>This year on Seniors Day at the Darke County Fair, two local women were honored for their longevity and for being the two oldest people at the fair. The oldest person at the fair was 103 year-old Thelma Shives, and right behind her was Florence Greenhoff who celebrated her 100th birthday in May. Both women are from Greenville and each is a State of the Heart Hospice patient. And, for each octogenarian, hospice has a special place in their hearts.
“I find the hospice folks to be so calming and reassuring to me,” explains Florence, or “Flo” as she prefers to be called. Born near Beamsville, she recalls going to the fair over the years and winning some blue ribbons for her baking and floral arrangements. Thelma thinks her hospice care is “wonderful.” She adds, “They (the staff) treat me real good, but then again, they treat everybody the same way. They put themselves out for you. I can’t say enough good about hospice.”
State of the Heart caregivers focus on quality of life for patients, enabling them to continue to live life to the fullest. Both Flo and Thelma live independently, with hospice caregivers visiting them regularly.
Thelma recalls her years attending the Darke County Fair. “When I was a girl we tried to get there early to make sure we had a place to tie the horse and buggy. Mom would fry chicken and we would have our lunch at the fair. “
Last year, when she was “just 99,” Flo went to the fair three different days, taking her motorized “scooter” on the Greenville Transit and riding around the fair on it. She took the scooter again this year. Thelma says she enjoyed her day at the fair this summer. “I love the kettle corn and the apple dumplings, and of course the corn on the cob. I had two of those this year.”

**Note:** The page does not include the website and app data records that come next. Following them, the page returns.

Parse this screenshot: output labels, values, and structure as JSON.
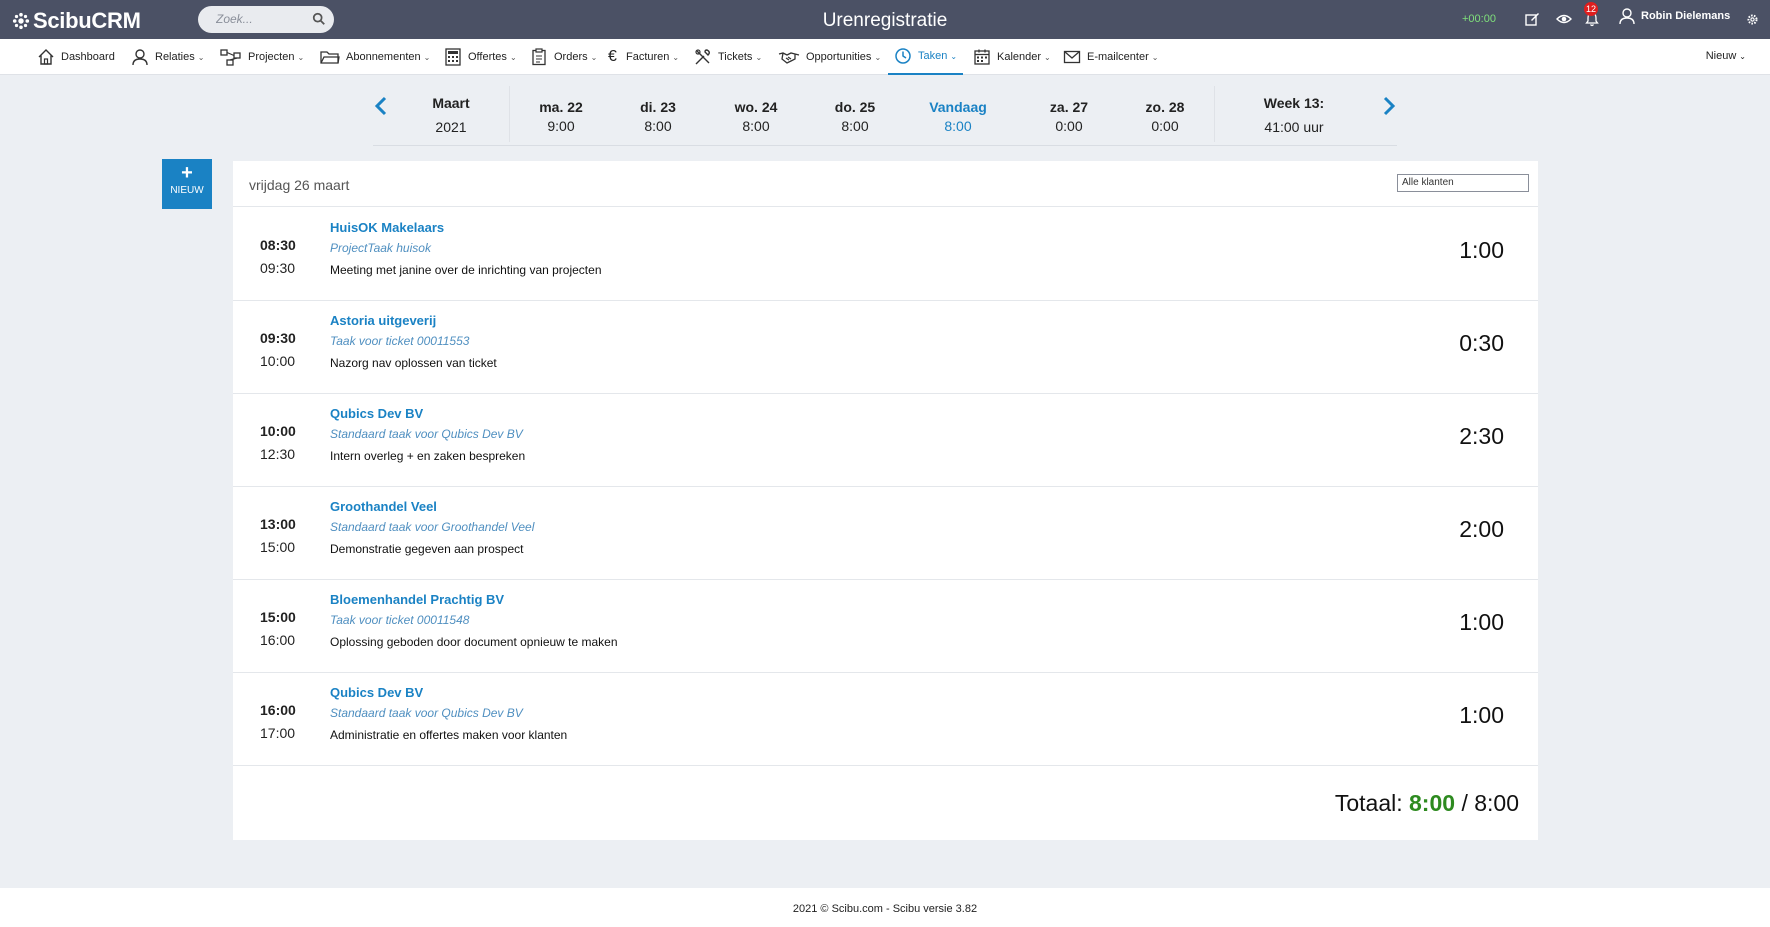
{
  "app": {
    "logo": "ScibuCRM",
    "title": "Urenregistratie",
    "search_placeholder": "Zoek...",
    "timer": "+00:00",
    "notifications_count": "12",
    "user_name": "Robin Dielemans"
  },
  "nav": {
    "items": [
      {
        "label": "Dashboard",
        "icon": "home-icon"
      },
      {
        "label": "Relaties",
        "icon": "person-icon"
      },
      {
        "label": "Projecten",
        "icon": "project-icon"
      },
      {
        "label": "Abonnementen",
        "icon": "folder-icon"
      },
      {
        "label": "Offertes",
        "icon": "calculator-icon"
      },
      {
        "label": "Orders",
        "icon": "clipboard-icon"
      },
      {
        "label": "Facturen",
        "icon": "euro-icon"
      },
      {
        "label": "Tickets",
        "icon": "tools-icon"
      },
      {
        "label": "Opportunities",
        "icon": "handshake-icon"
      },
      {
        "label": "Taken",
        "icon": "clock-icon"
      },
      {
        "label": "Kalender",
        "icon": "calendar-icon"
      },
      {
        "label": "E-mailcenter",
        "icon": "mail-icon"
      }
    ],
    "new_label": "Nieuw"
  },
  "week": {
    "month": "Maart",
    "year": "2021",
    "days": [
      {
        "label": "ma. 22",
        "hours": "9:00"
      },
      {
        "label": "di. 23",
        "hours": "8:00"
      },
      {
        "label": "wo. 24",
        "hours": "8:00"
      },
      {
        "label": "do. 25",
        "hours": "8:00"
      },
      {
        "label": "Vandaag",
        "hours": "8:00"
      },
      {
        "label": "za. 27",
        "hours": "0:00"
      },
      {
        "label": "zo. 28",
        "hours": "0:00"
      }
    ],
    "week_label": "Week 13:",
    "week_total": "41:00 uur"
  },
  "new_button": {
    "label": "NIEUW"
  },
  "day": {
    "title": "vrijdag 26 maart",
    "filter": "Alle klanten",
    "entries": [
      {
        "start": "08:30",
        "end": "09:30",
        "client": "HuisOK Makelaars",
        "task": "ProjectTaak huisok",
        "description": "Meeting met janine over de inrichting van projecten",
        "duration": "1:00"
      },
      {
        "start": "09:30",
        "end": "10:00",
        "client": "Astoria uitgeverij",
        "task": "Taak voor ticket 00011553",
        "description": "Nazorg nav oplossen van ticket",
        "duration": "0:30"
      },
      {
        "start": "10:00",
        "end": "12:30",
        "client": "Qubics Dev BV",
        "task": "Standaard taak voor Qubics Dev BV",
        "description": "Intern overleg + en zaken bespreken",
        "duration": "2:30"
      },
      {
        "start": "13:00",
        "end": "15:00",
        "client": "Groothandel Veel",
        "task": "Standaard taak voor Groothandel Veel",
        "description": "Demonstratie gegeven aan prospect",
        "duration": "2:00"
      },
      {
        "start": "15:00",
        "end": "16:00",
        "client": "Bloemenhandel Prachtig BV",
        "task": "Taak voor ticket 00011548",
        "description": "Oplossing geboden door document opnieuw te maken",
        "duration": "1:00"
      },
      {
        "start": "16:00",
        "end": "17:00",
        "client": "Qubics Dev BV",
        "task": "Standaard taak voor Qubics Dev BV",
        "description": "Administratie en offertes maken voor klanten",
        "duration": "1:00"
      }
    ],
    "total_label": "Totaal:",
    "total_value": "8:00",
    "total_separator": "/",
    "total_target": "8:00"
  },
  "footer": {
    "text": "2021 © Scibu.com - Scibu versie 3.82"
  },
  "colors": {
    "accent": "#1a82c4",
    "topbar": "#4b5165",
    "total_green": "#2d8a1f",
    "timer_green": "#7fe07b",
    "badge_red": "#e01e1e"
  }
}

Thelma thinks she has gone to about every fair since she was born. “I am sure my mother took me when I was a baby. It was a big deal for our family. I have been attending for at least 100 years.” She had another connection with the fair: Her husband’s father was the groundskeeper for the fairgrounds.

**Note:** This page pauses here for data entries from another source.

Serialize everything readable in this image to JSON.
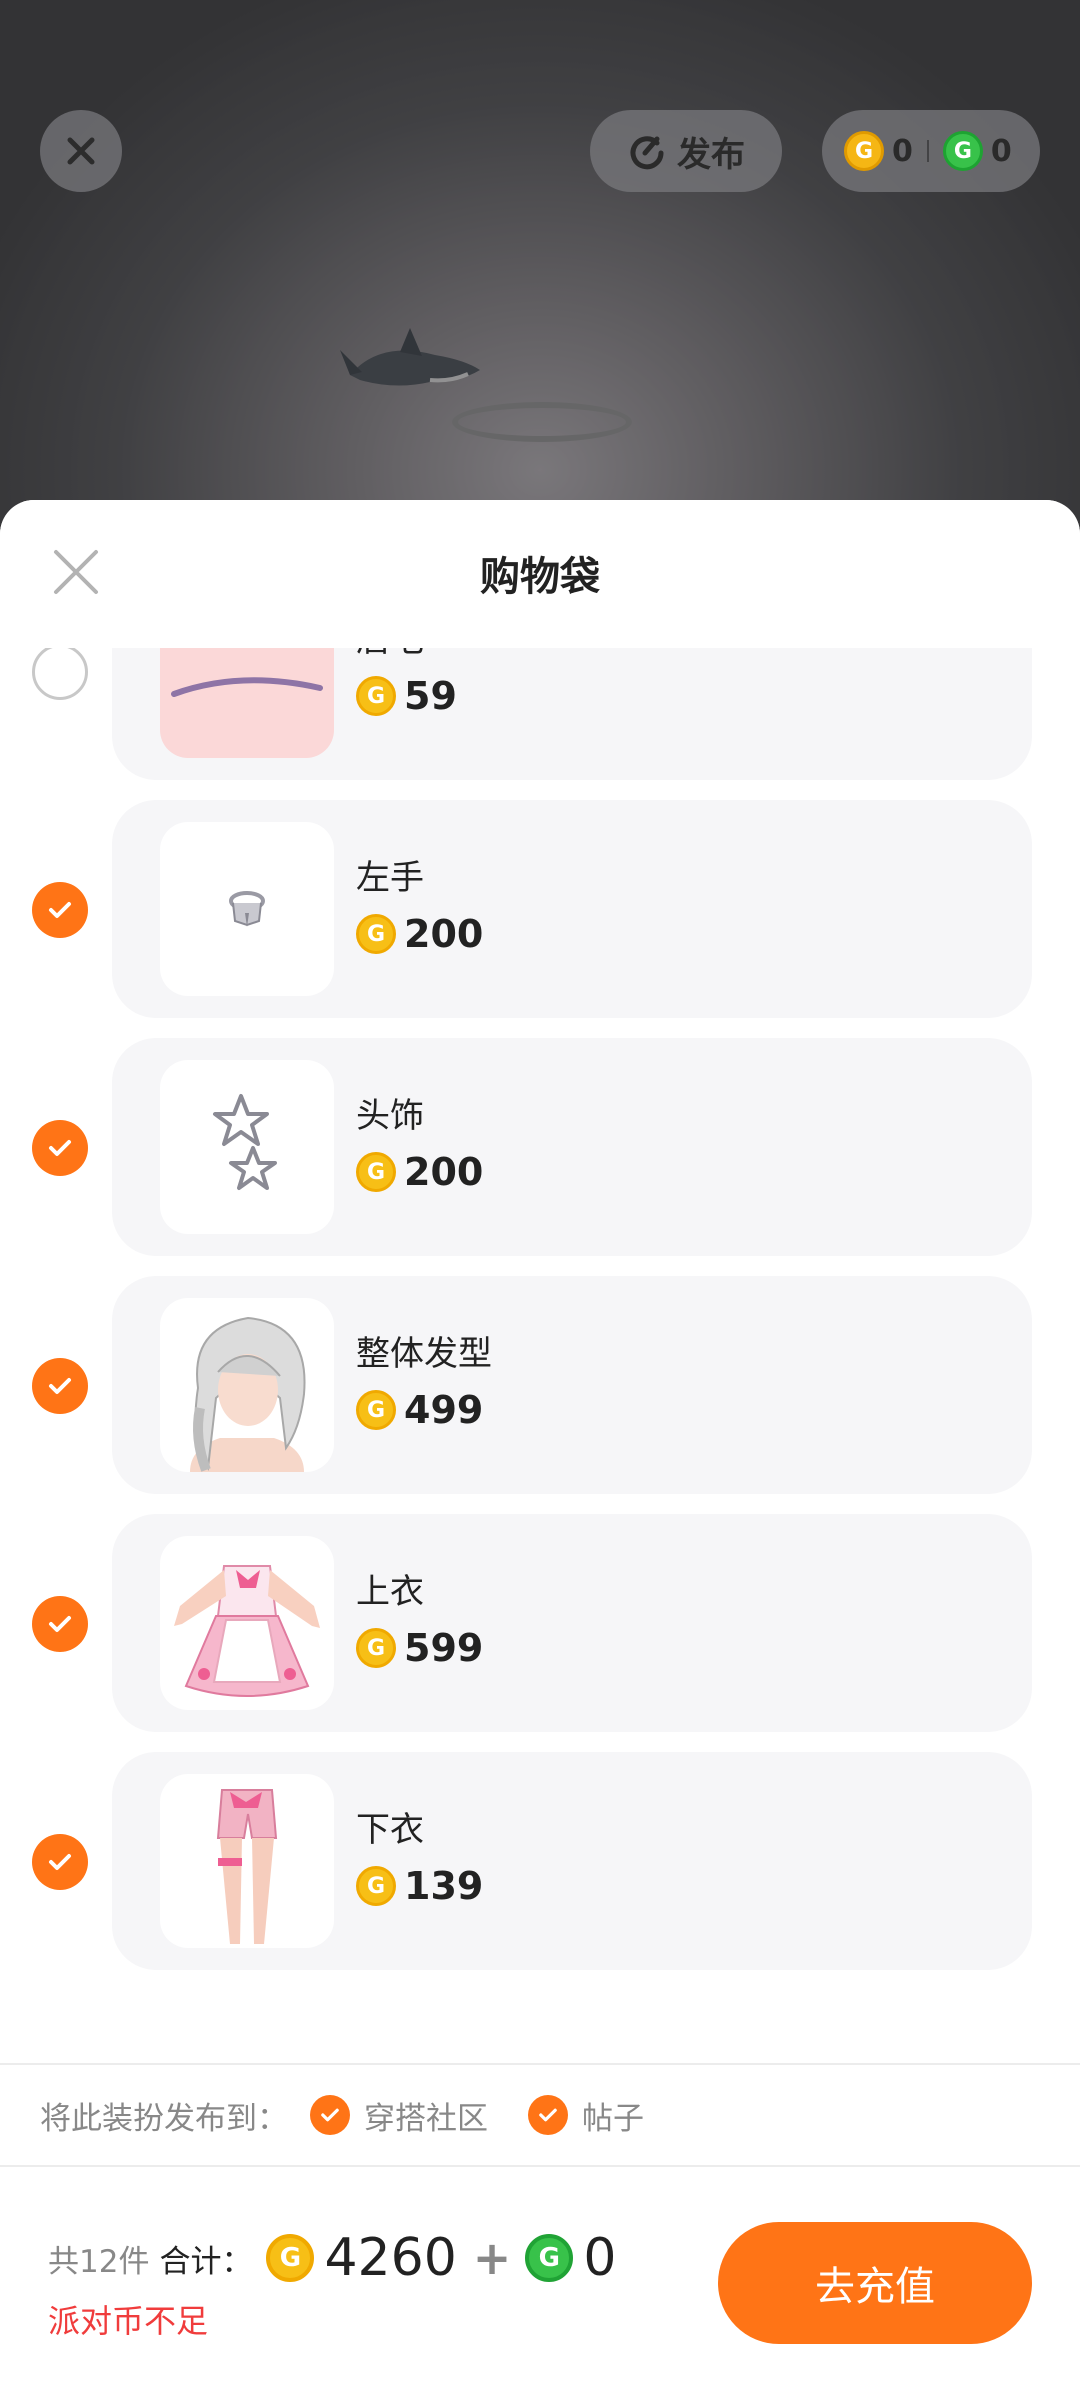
{
  "top_bar": {
    "publish_label": "发布",
    "gold_balance": "0",
    "green_balance": "0"
  },
  "sheet": {
    "title": "购物袋"
  },
  "items": [
    {
      "name": "眉毛",
      "price": "59",
      "checked": false,
      "thumb": "eyebrow"
    },
    {
      "name": "左手",
      "price": "200",
      "checked": true,
      "thumb": "ring"
    },
    {
      "name": "头饰",
      "price": "200",
      "checked": true,
      "thumb": "stars"
    },
    {
      "name": "整体发型",
      "price": "499",
      "checked": true,
      "thumb": "hair"
    },
    {
      "name": "上衣",
      "price": "599",
      "checked": true,
      "thumb": "dress"
    },
    {
      "name": "下衣",
      "price": "139",
      "checked": true,
      "thumb": "shorts"
    }
  ],
  "publish_to": {
    "label": "将此装扮发布到：",
    "options": [
      {
        "label": "穿搭社区",
        "checked": true
      },
      {
        "label": "帖子",
        "checked": true
      }
    ]
  },
  "footer": {
    "count_text": "共12件",
    "total_label": "合计：",
    "gold_total": "4260",
    "plus": "+",
    "green_total": "0",
    "warning": "派对币不足",
    "recharge_label": "去充值"
  },
  "colors": {
    "accent": "#ff7416",
    "gold_coin": "#f7bf16",
    "green_coin": "#38c24a",
    "warning": "#f03c3c"
  }
}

Both women are outgoing and enjoy talking with visitors, and recalling days gone by. Thelma was a hairdresser most of her life and Flo says she did a variety of things including running a lunch counter in the lobby of the Third National Bank in downtown Dayton. Flo likes to keep busy and enjoys playing a variety of musical instruments and likes to play solitaire on her computer at home. Thelma tends to her housekeeping chores and crochets dish cloths. Both say they enjoy their independence and credit hospice care givers for their being able to live independently.
Flo’s daughter, Darlene, who lives in Florida, says “having State of the Heart hospice care brings comfort to both my mother and me. She knows that someone will always be checking on her, which is reassuring to her and gives her peace of mind. She looks forward to the visits from the caregivers.”

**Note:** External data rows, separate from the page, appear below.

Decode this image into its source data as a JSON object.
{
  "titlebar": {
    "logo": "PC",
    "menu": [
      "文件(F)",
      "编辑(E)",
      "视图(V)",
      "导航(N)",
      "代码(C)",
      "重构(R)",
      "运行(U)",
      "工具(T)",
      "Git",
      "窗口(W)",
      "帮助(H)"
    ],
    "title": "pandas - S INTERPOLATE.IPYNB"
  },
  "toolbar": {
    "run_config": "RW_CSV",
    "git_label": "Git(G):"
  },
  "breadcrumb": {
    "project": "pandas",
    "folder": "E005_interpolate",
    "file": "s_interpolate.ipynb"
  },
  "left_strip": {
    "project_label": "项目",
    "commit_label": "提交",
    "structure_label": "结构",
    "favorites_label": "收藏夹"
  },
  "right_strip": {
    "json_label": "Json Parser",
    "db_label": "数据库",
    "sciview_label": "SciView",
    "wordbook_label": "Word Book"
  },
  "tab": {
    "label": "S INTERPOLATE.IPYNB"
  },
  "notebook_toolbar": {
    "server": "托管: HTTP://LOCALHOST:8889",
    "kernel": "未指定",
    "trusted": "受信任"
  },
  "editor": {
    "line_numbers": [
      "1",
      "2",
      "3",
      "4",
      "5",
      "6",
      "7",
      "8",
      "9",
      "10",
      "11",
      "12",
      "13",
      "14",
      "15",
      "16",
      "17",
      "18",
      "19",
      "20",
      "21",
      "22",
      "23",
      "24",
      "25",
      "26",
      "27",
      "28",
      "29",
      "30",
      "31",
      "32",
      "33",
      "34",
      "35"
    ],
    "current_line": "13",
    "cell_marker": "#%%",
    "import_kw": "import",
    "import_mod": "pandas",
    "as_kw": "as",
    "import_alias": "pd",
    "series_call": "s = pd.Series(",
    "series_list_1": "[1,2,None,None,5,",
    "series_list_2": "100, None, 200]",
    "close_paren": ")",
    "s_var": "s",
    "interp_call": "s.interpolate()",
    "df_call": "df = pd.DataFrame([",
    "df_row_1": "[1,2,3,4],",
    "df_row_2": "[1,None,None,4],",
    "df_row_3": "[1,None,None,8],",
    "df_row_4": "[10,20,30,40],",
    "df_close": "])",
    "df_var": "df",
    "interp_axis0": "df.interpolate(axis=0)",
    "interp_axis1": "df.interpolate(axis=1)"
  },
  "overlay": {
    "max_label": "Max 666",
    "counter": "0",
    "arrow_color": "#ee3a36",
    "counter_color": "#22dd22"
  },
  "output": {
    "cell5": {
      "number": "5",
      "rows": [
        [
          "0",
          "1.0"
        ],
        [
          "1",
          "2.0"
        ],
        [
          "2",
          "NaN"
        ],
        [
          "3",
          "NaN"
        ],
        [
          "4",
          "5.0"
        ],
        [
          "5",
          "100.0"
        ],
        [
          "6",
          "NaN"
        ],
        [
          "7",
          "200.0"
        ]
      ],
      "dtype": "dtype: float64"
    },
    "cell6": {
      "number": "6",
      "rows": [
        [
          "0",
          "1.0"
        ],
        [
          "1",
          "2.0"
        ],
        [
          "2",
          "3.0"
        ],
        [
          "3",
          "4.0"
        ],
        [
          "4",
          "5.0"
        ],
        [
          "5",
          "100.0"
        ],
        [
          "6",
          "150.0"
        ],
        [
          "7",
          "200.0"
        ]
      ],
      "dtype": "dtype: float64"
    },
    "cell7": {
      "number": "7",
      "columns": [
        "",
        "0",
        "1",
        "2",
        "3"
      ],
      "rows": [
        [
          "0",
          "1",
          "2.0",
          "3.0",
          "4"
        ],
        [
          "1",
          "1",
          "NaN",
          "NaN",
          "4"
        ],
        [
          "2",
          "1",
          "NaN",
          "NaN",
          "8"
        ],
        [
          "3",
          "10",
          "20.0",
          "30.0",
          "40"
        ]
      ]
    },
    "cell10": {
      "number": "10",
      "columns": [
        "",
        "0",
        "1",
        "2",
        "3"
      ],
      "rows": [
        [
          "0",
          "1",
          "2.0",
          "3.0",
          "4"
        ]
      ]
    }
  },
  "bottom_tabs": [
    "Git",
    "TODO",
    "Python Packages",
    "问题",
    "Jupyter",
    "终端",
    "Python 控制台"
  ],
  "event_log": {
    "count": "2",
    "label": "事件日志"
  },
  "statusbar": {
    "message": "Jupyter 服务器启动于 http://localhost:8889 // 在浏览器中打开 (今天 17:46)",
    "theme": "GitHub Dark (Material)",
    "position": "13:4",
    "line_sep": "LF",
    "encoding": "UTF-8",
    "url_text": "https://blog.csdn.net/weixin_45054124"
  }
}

State of the Heart Hospice is nearing 30 years of care to the community. The non-profit agency cares for families and patients in eastern Indiana and western Ohio who are confronting a life limiting illness. Visit the agency web site at www.StateoftheHeartCare.org.
|Flo Greenhoff is pictured playing one of her musical instruments. Thelma Shives enjoys showing her crocheted dish cloths.|